**RECORDS SHOWN**
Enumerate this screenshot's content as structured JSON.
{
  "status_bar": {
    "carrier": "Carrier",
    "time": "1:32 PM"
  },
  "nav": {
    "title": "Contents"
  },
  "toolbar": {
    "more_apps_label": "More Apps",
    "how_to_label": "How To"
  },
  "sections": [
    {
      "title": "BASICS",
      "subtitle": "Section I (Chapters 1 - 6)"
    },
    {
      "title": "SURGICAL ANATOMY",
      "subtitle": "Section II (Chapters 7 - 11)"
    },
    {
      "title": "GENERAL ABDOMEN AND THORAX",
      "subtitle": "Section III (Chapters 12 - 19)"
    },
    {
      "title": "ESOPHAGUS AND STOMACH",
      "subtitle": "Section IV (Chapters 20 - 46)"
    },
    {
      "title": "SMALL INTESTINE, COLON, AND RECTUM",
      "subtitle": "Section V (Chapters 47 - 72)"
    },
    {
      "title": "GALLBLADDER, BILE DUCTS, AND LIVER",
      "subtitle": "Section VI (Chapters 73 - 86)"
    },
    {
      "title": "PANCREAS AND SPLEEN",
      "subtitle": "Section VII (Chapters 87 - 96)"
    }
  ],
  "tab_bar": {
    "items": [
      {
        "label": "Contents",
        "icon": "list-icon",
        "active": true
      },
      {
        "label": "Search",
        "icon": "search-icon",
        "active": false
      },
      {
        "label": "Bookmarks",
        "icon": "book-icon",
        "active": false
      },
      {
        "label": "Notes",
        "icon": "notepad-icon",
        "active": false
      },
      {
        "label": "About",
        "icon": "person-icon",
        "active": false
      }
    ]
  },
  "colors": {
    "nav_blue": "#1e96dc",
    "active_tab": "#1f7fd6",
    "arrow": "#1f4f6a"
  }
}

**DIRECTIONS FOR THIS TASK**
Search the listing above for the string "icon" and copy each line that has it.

**TASK OUTPUT**
        "icon": "list-icon",
        "icon": "search-icon",
        "icon": "book-icon",
        "icon": "notepad-icon",
        "icon": "person-icon",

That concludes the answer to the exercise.